Beyond all the detailed models and multi-color prints I fed it, The Bambu Lab A1’s greatest success is its ease of use. From the Bambu Studio slicing and painting software to the touchscreen interface and hands-on operation, I never found myself frustrated at all. It actually surprised me several times by detecting manual operations I was doing, like loading new filament into the AMS Lite, and automatically assisting me with on-screen guidance or the whirring of motors.
I realize this is not saying much coming from a guy who almost always has a 3D printer (or two) in motion at his back, so I turned it over to my 12-year-old daughter and offered only basic guidance. She set to work in Tinkercad creating two small plates that would serve to press heart shapes into foil when clamped. She had no trouble loading the file into Bambu Studio using the base A1 profile settings. Slicing and sending her job wirelessly to the A1 was just as intuitive to her as it was to me. Less than 20 minutes later she was littering our house with pieces of heart-stamped aluminum foil.
So, who should buy the Bambu Lab A1 Combo 3D printer?
The best thing I can say about the Bambu Lab A1 Combo is that it consistently exceeds my expectations and needs at a price that competing 3D printer brands can’t touch. We’ll be updating our lists of the best 3D printers over the next couple of weeks, and this is surely worth inclusion for its super-quick printing, dead-simple setup, and ideal mix of advanced features combined with creature comforts. The automatic calibration process will likely save the average (or even advanced) user considerable time and frustration by cutting down on crummy prints.
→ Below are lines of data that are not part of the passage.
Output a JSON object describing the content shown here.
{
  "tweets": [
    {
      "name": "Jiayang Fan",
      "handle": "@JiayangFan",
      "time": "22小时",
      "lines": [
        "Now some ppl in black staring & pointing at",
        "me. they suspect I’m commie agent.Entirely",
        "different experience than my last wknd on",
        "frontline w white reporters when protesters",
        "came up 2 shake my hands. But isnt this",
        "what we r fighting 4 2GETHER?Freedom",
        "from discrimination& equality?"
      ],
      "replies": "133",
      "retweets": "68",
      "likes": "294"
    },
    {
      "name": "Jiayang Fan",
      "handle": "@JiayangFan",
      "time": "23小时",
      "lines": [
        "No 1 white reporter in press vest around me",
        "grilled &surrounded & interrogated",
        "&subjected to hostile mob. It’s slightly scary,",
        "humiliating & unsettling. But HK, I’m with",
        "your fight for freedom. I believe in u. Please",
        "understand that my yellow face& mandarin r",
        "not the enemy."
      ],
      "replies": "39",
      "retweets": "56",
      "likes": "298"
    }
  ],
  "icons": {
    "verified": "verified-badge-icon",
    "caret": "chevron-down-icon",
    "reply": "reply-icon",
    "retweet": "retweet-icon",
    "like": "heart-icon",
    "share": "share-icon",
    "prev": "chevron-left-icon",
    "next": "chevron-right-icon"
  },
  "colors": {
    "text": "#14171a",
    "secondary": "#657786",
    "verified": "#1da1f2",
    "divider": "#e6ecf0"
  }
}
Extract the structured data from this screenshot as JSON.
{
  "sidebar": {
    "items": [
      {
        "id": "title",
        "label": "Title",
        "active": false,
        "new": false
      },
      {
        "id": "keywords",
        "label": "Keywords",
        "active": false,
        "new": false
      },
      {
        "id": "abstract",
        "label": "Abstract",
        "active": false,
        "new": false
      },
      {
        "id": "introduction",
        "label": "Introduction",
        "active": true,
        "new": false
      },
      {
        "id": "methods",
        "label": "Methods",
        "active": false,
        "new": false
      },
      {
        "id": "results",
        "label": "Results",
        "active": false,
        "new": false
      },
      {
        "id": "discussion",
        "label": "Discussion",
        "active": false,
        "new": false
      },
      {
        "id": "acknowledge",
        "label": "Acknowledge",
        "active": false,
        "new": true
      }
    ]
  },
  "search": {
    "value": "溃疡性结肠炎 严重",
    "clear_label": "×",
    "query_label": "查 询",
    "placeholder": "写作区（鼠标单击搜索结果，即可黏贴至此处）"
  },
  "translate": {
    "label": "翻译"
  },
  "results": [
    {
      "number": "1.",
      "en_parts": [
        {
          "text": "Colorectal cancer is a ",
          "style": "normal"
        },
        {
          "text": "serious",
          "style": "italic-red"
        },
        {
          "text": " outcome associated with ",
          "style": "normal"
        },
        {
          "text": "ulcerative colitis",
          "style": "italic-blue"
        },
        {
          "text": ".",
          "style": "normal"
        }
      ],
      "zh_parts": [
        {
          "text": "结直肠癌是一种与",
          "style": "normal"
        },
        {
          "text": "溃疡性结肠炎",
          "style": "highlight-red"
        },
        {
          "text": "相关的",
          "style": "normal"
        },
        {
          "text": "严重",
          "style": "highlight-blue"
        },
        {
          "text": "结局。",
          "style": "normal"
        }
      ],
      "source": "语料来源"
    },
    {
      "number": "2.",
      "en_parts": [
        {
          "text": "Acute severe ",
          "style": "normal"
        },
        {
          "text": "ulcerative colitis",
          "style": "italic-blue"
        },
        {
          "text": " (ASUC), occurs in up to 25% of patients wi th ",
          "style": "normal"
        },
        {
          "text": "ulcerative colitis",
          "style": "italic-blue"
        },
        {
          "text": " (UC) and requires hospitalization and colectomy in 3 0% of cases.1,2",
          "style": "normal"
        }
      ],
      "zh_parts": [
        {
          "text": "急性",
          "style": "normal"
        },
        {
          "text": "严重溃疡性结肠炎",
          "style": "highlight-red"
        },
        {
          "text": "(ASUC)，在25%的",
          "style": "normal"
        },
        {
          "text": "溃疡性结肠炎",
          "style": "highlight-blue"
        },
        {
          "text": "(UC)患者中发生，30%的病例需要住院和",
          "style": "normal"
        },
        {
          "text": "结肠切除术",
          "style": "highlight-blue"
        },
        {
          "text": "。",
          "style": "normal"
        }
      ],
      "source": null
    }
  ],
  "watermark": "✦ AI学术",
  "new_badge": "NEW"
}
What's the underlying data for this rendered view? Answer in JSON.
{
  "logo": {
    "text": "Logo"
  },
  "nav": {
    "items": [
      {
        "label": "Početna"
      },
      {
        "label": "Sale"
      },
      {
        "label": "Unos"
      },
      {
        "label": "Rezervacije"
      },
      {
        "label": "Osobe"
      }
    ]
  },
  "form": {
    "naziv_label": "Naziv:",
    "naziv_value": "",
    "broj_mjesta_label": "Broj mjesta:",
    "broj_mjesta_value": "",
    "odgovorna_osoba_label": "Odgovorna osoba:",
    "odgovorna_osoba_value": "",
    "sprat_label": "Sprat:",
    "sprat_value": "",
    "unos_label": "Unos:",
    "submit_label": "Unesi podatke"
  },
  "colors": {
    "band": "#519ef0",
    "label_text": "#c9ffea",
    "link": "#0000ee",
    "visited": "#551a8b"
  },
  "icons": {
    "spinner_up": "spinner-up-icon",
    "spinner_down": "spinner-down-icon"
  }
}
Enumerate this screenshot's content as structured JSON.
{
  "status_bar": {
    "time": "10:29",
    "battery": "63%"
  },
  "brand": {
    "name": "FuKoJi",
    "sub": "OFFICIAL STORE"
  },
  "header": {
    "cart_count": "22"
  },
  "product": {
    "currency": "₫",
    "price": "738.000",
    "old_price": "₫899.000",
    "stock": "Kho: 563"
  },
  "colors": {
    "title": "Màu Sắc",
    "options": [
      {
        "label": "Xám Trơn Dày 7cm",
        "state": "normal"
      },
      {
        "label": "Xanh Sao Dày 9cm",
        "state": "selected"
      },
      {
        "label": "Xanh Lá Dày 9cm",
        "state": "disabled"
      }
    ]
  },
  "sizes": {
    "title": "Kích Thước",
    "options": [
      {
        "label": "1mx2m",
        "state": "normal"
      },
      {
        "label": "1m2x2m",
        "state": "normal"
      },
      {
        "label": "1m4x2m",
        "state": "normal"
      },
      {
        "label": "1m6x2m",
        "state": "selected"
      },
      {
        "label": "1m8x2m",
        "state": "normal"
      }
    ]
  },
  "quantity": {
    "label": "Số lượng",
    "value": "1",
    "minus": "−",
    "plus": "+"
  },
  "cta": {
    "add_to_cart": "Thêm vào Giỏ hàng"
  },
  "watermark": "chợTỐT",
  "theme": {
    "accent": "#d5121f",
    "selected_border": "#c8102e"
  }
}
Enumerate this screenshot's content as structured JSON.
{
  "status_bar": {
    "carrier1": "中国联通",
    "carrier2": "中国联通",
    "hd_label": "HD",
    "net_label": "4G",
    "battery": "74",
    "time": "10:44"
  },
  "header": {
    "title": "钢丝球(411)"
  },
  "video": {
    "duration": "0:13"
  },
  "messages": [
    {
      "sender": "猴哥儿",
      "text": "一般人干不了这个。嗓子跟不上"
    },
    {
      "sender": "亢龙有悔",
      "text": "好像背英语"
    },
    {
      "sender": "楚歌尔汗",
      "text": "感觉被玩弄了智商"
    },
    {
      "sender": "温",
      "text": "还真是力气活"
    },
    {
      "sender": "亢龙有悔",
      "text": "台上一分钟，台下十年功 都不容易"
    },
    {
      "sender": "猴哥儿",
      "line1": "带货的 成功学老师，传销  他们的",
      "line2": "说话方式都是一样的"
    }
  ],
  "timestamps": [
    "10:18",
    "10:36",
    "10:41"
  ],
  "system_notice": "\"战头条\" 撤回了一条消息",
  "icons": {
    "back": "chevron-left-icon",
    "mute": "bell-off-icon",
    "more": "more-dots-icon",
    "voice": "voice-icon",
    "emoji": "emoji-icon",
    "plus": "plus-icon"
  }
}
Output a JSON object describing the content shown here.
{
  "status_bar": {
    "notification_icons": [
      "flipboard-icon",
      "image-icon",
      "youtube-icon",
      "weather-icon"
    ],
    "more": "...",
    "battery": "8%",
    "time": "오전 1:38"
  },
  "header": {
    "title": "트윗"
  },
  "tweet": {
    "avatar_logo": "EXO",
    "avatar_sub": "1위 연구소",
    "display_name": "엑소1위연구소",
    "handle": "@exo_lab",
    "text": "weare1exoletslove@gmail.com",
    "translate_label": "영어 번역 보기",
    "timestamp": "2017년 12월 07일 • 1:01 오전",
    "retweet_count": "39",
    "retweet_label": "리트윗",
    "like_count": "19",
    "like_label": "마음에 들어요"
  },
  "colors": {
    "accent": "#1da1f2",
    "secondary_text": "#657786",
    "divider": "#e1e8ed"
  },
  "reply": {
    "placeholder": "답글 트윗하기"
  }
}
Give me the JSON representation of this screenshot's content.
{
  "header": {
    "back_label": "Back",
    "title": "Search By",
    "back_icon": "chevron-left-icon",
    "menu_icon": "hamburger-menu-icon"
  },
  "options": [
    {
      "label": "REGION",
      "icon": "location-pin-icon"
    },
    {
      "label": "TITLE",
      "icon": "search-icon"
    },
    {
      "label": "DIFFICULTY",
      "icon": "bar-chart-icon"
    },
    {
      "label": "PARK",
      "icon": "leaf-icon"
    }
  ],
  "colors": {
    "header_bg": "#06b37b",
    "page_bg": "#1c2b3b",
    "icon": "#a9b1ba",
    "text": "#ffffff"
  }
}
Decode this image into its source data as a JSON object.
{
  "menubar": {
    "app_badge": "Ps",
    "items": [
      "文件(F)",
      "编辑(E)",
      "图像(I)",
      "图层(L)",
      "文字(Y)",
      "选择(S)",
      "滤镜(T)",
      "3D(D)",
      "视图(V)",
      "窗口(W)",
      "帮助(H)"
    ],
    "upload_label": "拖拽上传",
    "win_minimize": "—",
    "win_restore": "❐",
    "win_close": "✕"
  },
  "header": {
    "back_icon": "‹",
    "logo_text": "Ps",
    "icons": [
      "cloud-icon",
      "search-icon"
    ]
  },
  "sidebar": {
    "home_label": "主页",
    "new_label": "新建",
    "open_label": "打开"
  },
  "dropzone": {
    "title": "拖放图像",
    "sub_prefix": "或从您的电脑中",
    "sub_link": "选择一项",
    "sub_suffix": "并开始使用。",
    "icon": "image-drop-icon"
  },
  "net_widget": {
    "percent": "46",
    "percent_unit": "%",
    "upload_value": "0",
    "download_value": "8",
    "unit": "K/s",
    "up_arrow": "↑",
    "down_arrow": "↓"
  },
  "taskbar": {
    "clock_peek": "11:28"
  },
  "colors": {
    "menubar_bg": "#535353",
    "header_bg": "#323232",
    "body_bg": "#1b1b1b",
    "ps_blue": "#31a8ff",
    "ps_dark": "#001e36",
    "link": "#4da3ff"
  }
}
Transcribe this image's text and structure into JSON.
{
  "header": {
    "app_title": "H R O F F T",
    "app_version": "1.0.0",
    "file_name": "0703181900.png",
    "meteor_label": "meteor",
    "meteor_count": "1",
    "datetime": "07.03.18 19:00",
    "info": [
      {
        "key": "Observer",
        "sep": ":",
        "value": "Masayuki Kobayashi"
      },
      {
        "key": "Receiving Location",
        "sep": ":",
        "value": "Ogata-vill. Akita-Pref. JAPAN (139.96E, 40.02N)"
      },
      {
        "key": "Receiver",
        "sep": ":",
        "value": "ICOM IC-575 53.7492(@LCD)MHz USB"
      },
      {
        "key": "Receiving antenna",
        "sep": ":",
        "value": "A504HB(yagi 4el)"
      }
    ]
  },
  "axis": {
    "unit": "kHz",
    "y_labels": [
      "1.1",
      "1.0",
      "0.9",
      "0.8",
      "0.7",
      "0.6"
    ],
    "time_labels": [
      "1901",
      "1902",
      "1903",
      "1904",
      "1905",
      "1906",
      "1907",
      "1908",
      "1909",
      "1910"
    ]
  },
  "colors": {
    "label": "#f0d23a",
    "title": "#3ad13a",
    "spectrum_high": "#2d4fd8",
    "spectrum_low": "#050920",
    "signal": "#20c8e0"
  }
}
It’s a fantastic overall experience from the moment a user opens the box.